- Press Release
- Sep 26, 2022
NASA Cassini Significant Events for 05/13/04 – 05/19/04
The most recent spacecraft telemetry was acquired from the Goldstone
tracking station on Wednesday, May 19. The Cassini spacecraft is in an
excellent state of health and is operating normally. Information on the
present position and speed of the Cassini spacecraft may be found on the
“Present Position” web page located at
After activating, loading instrument expanded blocks, and initializing
various instruments, S01, the first tour sequence, began data collection
activities. Unique activities in S01 include trajectory correction
maneuvers 20 and 21, the first Inertial Vector Propagator (IVP) live update,
and the only Phoebe encounter in the tour.
On-board activities this week included the Imaging Science Subsystem (ISS)
Titan movie, which searches for evidence of cloud motion to measure winds.
ISS also continued to study the orbits of the known satellites to improve
understanding of short- and long-term dynamical evolution. The Ultraviolet
Imaging Spectrograph (UVIS) continues to map the Saturn magnetosphere in
neutral and ion photon emissions to derive the distribution and density of
atomic and molecular species. The Composite and Infrared Spectrometer
(CIRS) collected the first in a series of long integrations of Saturn for
temperature data. The ISS continued with some standard searches for
satellites embedded in the outer part of the rings and outside the main
On Saturday, May 15th, the first Radio Science Subsystem (RSS) activity
during tour took place. This consisted of a 4-hour long Ultra Stable
Oscillator (USO) characterization, and was also an opportunity to continue
with the Ka-band Translator recovery attempts.
In the last week, 684 ISS images arrived and were distributed along with 77
Visual and Infrared Mapping Spectrometer (VIMS) cubes. The total number of
ISS images acquired since the start of Approach Science is now 6655, and the
number of VIMS cubes is 843.
In support of the Phoebe encounter, the flight team is holding an Operations
Readiness Test (ORT) for the Phoebe Live Update Process. This week an ORT
walk-through was held along with a Live Update ORT Go/No-Go meeting, and a
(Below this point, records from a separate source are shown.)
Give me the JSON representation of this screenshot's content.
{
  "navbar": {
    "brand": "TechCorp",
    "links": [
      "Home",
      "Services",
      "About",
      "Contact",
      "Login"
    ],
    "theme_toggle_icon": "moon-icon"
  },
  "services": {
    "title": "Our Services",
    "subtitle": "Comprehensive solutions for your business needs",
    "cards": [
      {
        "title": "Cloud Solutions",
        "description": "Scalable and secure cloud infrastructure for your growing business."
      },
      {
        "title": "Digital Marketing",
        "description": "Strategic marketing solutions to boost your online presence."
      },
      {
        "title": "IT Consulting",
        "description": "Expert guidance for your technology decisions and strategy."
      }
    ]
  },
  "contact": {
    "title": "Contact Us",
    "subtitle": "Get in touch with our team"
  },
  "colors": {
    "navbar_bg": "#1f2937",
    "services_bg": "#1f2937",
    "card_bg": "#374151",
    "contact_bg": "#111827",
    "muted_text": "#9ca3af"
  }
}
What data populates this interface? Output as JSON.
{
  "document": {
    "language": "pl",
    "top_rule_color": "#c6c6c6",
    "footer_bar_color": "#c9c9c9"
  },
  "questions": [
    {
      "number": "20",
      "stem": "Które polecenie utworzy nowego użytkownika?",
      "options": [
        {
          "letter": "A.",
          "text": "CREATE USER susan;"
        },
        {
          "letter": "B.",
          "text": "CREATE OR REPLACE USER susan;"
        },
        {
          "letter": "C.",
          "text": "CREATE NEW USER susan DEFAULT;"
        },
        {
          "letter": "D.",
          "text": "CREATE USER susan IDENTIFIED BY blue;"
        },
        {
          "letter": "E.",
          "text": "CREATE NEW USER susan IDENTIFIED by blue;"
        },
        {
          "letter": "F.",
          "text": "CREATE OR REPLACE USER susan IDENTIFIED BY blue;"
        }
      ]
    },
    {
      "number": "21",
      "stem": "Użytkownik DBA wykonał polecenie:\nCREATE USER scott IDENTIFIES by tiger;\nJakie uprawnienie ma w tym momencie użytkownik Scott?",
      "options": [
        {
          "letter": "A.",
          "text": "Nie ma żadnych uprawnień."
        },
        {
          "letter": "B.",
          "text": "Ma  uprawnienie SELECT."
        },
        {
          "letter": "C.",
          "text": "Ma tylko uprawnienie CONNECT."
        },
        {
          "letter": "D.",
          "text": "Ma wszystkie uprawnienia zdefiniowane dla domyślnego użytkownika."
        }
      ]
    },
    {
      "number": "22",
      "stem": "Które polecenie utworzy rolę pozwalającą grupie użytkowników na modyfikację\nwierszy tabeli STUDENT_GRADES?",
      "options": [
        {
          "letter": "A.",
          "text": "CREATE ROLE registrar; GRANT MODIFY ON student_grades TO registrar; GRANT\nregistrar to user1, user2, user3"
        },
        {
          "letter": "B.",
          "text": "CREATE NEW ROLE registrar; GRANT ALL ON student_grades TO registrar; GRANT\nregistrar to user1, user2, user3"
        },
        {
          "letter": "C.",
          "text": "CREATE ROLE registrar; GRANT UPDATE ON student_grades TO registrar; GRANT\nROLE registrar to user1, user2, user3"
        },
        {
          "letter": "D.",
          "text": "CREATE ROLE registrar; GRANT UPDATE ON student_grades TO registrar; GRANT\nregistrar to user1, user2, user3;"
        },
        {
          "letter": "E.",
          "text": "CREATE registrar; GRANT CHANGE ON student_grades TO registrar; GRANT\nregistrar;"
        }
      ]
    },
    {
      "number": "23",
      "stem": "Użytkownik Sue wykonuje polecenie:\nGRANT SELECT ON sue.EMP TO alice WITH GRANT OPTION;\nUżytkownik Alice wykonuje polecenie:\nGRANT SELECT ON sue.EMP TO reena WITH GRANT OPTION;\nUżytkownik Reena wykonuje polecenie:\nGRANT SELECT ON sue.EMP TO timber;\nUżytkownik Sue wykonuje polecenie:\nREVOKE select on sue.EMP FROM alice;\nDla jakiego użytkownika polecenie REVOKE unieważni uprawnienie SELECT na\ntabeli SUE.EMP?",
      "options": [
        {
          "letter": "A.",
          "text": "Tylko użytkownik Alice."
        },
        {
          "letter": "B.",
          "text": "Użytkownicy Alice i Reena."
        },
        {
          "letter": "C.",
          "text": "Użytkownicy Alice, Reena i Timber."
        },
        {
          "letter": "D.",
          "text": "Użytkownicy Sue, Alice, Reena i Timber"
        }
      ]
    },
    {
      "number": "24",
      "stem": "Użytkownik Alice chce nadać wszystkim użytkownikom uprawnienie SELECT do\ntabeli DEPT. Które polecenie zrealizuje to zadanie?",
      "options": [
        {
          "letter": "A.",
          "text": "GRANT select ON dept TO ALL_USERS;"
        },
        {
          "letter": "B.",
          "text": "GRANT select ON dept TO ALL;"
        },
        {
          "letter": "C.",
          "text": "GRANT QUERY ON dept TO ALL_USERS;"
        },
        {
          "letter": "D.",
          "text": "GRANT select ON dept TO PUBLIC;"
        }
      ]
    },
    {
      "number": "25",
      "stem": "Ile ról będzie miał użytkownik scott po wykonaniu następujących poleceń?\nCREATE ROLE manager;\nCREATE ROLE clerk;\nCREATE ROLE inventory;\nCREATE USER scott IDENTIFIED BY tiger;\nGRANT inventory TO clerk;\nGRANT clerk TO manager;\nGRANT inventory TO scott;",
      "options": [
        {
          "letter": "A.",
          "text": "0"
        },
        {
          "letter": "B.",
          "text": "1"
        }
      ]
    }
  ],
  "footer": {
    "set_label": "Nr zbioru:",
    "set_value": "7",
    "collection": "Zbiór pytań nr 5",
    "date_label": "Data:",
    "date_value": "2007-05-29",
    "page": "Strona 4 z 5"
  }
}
Phoebe ORT Command approval meeting. Once complete, the files generated
during this test will be run through the Integrated Test Laboratory for
Sequence development of S02 continued this week with release for review of
the S02 Preliminary Sequence Integration and Validation 2 (PSIV) stripped
subsequence products. Ten sequence change requests (SCR) were dispositioned
at the S02 PSIV SCR approval meeting. A kick-off meeting was held for the
S03 Science and Sequence Update Process.
The Science Operations Plan (SOP) Implementation process for tour sequences
S31 and S32 began this week. Sequences S27 and S28 wrapped up, and S29 and
S30 were merged for official port #1 and are currently being reviewed.
An updated Cassini reference trajectory was released on 13 May 2004. The new
trajectory results from improvements in satellite ephemeris knowledge, and
enables the navigation team to maintain key science objectives while
controlling propellant expenditure within acceptable limits.
SOI readiness reviews this week included a presentation to the Tom Young
committee and an internal Project review. Both reviews resulted in some
actions being accepted, but the consensus of both was that the Project is
well postured for the upcoming SOI.
Members of the flight team traveled to the DSN complex at Goldstone,
California, to perform an Emergency Control Center (ECC) demonstration.
These demos occur periodically to confirm that emergency command capability
is still active and available should the need arise. Unfortunately, a
reoccurrence of a 2-way acquisition failure at DSS-25 invalidated the demo.
The team is currently looking at options for rescheduling the test.
A new version of the Multi-Mission Image Processing Laboratory software set
was accepted for operations at a Delivery Review. Four approved additions
were made to enhance robustness and eliminate some uplink workarounds.
Additional reviews were held for Spacecraft Operations Office tools
Telemetry Input Gap Analyzer and Reporter V1.0, Kinematic Prediction Tool
10.3.5, and IVP 10.3.3.
Approximately 40,000 guests visited JPL and the Cassini display last weekend
for the laboratory’s annual open house. The Cassini display included a
half-scale model of the spacecraft, and screened the planetarium show “Ring
World.” Members from the flight team volunteered time at the different
Cassini exhibits throughout the weekend.
This week’s image is a single filter narrow angle camera view of Titan.
This and previous images can be accessed at:
Cassini is a cooperative project of NASA, the European Space Agency and the
Italian Space Agency. The Jet Propulsion Laboratory, a division of the
California Institute of Technology in Pasadena, Calif., manages the Cassini
mission for NASA’s Office of Space Science, Washington, D.C.